It is well-known that conspiracy theories thrive in uncertain times like a pandemic. As Daniel Jolley, a psychologist, puts it: “Everyone is susceptible to conspiracy theorising. Where feelings of anxiety and uncertainty bloom and when people feel threatened and out of control, conspiracy theory may be quite appealing”. When something major happens, people naturally want to know why that happened. They want an explanation and they want to know the truth but they also want to feel certain of that truth. In order to feel more in control and to bring order to the randomness they resort to conspiracy theories which fulfill their need for truth and certainty.
Much conspiracy theory is replete with contempt for expertise. Conspiracy theorists pride themselves on being too special to be duped and have a sense of being elevated above other people. It is the idea of “I am in the know, and you are not in the know”. Their unifying feature is rejection of authority and an image of themselves as “free-thinkers”. Psychological studies consistently show a significant proportion motivated by an egotistical drive to be different and to feel unique by knowing “scarce information”.
It has also been noted that lower levels of education correlate to a greater likelihood of believing in conspiracy theories. This is not because those people are not intelligent. It is simply because they have not been allowed to have or have not been given access to the tools to allow them to discern trustworthy from untrustworthy information, credible sources from non-credible sources. So, they are looking for information but not necessarily in the right places. On the flip side, people with postgraduate degrees believe and push conspiracy theories too. They may even be harder to reason with because they are overconfident in their position.

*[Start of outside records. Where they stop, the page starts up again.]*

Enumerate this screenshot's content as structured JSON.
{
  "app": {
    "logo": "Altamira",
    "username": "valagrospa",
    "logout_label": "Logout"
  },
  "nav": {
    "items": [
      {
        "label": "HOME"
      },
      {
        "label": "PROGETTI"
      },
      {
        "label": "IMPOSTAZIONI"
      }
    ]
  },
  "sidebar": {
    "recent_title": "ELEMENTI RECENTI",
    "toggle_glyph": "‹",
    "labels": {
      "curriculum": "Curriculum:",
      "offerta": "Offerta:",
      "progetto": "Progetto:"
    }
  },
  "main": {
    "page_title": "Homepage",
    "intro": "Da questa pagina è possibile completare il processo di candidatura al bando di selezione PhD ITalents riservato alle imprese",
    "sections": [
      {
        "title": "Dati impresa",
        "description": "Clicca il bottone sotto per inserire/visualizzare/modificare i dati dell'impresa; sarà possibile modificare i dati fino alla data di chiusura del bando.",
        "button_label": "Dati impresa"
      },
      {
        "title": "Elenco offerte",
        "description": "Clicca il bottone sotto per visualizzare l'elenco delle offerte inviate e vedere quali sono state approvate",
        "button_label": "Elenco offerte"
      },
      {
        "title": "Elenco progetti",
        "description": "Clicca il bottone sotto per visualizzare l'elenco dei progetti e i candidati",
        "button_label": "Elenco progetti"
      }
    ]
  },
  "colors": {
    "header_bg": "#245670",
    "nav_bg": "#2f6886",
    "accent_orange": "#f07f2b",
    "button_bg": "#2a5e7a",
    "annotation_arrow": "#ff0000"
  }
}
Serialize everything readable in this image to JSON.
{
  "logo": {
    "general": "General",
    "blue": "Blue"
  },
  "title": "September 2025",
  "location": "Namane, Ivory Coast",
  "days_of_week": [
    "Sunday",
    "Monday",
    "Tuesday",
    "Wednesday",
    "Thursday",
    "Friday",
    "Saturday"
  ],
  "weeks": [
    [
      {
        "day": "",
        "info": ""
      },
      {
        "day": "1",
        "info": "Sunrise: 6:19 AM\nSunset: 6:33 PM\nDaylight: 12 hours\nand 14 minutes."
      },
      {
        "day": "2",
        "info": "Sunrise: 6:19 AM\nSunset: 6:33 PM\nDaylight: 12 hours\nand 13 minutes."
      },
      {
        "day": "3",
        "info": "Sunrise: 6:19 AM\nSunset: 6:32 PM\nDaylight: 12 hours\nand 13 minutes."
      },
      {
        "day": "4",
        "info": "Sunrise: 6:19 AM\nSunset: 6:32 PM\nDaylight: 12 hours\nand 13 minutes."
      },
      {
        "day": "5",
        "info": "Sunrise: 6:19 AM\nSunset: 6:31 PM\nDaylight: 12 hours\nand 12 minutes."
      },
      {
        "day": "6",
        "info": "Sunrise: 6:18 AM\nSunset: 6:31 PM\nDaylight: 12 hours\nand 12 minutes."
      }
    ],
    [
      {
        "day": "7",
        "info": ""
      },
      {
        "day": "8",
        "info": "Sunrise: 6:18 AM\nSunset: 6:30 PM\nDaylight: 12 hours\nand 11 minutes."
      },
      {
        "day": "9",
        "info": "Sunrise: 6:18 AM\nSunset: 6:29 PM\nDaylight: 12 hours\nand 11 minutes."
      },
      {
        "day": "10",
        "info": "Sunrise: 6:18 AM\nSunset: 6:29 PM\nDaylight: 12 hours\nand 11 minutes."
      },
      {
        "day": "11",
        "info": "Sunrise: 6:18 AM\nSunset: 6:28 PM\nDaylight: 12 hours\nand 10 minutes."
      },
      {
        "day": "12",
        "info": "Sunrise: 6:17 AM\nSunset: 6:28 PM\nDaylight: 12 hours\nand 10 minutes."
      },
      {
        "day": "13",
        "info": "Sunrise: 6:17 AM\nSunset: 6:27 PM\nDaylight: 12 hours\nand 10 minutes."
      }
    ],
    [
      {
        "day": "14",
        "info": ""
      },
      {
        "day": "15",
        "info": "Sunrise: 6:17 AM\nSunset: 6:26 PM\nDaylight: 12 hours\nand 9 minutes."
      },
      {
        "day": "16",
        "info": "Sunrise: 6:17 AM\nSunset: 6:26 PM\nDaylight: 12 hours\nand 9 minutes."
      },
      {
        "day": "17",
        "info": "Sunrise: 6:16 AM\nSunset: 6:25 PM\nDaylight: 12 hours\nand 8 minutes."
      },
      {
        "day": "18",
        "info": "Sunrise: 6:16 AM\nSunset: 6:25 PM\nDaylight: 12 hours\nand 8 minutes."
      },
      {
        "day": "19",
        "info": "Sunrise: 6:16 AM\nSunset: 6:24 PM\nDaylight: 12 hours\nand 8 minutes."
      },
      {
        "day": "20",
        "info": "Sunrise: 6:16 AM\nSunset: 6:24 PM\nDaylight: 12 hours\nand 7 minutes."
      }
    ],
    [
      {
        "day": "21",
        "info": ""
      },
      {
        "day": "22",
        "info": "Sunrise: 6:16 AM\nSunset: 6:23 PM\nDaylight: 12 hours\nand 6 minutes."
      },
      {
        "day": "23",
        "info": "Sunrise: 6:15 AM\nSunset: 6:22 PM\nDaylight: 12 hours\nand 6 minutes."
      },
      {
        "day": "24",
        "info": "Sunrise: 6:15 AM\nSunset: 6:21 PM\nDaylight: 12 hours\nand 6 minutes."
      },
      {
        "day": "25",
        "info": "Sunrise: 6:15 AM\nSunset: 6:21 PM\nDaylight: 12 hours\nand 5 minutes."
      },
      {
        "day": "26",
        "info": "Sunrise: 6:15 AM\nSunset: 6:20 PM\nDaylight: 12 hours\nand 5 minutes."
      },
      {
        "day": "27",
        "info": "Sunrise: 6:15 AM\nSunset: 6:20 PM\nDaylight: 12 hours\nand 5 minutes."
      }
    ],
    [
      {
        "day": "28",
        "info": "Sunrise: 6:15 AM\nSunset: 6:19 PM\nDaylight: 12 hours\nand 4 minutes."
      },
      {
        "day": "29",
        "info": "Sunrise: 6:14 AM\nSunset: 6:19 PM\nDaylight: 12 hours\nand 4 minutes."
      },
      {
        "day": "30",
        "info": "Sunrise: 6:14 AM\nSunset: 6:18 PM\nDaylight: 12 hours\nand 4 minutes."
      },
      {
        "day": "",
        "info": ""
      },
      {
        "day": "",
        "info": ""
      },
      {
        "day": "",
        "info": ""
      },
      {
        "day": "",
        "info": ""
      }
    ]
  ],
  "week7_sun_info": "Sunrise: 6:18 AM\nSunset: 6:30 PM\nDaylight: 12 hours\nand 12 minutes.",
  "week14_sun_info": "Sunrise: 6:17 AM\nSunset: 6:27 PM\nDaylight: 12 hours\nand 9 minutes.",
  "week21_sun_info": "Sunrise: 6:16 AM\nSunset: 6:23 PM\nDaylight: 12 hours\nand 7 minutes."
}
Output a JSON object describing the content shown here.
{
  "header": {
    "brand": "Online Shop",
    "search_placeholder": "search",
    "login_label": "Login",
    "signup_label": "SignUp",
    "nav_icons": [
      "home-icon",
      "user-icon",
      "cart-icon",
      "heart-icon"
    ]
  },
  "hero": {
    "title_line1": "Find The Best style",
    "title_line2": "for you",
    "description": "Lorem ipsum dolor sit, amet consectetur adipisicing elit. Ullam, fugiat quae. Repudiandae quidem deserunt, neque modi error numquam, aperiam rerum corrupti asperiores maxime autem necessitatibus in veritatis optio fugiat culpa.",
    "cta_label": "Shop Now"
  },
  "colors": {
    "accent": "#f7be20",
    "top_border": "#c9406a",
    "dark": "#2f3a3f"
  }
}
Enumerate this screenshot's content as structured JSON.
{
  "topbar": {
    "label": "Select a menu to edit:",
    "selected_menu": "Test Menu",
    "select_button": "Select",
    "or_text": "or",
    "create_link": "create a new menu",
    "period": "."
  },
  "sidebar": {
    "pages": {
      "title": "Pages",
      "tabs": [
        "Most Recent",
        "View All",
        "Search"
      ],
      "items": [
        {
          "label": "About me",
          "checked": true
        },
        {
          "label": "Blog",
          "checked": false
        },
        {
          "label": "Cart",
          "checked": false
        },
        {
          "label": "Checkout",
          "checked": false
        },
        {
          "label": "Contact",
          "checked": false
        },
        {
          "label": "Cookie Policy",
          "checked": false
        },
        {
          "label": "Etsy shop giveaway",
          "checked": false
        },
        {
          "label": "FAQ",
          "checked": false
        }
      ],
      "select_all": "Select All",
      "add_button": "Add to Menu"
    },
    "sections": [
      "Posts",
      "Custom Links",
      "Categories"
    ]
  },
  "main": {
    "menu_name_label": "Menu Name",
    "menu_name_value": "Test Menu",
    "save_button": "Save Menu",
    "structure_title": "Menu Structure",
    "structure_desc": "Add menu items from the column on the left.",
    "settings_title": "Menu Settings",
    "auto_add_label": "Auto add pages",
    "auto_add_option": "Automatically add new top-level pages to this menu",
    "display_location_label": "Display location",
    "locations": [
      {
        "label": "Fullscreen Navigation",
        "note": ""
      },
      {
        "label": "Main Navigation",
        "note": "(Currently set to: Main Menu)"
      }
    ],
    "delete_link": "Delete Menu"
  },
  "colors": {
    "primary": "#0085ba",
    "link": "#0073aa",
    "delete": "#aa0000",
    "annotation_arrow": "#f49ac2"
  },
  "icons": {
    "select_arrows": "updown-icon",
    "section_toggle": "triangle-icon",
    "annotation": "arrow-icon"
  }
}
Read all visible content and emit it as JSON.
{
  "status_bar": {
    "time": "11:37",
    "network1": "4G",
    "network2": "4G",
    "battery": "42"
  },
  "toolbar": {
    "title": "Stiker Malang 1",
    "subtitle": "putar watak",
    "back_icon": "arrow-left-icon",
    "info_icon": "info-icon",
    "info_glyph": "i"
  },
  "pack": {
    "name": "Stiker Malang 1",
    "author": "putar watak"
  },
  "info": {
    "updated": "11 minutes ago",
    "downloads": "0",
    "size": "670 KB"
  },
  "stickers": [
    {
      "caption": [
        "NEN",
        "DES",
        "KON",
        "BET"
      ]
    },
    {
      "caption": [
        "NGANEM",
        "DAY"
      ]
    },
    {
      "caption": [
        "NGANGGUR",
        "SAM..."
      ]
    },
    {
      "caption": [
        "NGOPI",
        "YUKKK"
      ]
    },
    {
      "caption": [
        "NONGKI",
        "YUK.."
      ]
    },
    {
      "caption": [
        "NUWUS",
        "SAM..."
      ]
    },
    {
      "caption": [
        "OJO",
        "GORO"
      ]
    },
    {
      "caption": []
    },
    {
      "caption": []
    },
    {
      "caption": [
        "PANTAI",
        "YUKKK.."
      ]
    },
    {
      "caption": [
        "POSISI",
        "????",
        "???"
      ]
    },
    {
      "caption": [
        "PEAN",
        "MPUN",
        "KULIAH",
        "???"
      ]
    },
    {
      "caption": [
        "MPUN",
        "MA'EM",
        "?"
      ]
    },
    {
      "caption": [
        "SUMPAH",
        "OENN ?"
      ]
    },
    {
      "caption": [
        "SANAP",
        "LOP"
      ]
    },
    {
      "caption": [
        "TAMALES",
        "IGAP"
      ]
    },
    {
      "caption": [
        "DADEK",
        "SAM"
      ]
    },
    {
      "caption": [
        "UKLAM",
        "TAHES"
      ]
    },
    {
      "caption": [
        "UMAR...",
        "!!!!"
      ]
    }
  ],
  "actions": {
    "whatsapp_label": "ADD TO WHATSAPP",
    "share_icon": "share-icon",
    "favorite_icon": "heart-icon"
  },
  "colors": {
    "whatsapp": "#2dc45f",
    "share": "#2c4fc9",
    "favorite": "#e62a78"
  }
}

While conspiracy theories are not new, it may feel like they are everywhere right now. This is due to the expansion of social media and Internet. More and more people of all ages seek out information online. The Internet allows them to go to particular sources and disregard other sources that contradict their views. This way people limit themselves to channels which reflect their views creating an echo chamber which leads to stronger attitudes and polarization.
As vaccines roll out all over the world combatting vaccine skepticism and debunking misinformation is essential. A Socratic approach, based on asking and answering questions, could be extremely effective at inducing a change of mind. Rather than an adversarial engagement, the aim is to stimulate critical thinking. Asking a hesitant individual “what information would help you accept a Covid vaccine?” is a more fruitful strategy than admonishment. Rather than making conspiracy theorists feel attacked, this gives them impetus to reflect on things they may have accepted on a purely emotional level and freedom to change their mind under their own agency. Τhousands are infected daily and it is crucial to understand that spreading conspiracy theories about Covid-19 vaccines can be as deadly as the virus itself. While the vaccines probably will not bring an immediate end to the pandemic, it is clear that things cannot begin to return to normal without them and anything that reduces a future vaccine’s effectiveness is a problem. This includes vaccine hesitancy which goes hand in hand with believing in conspiracy theories.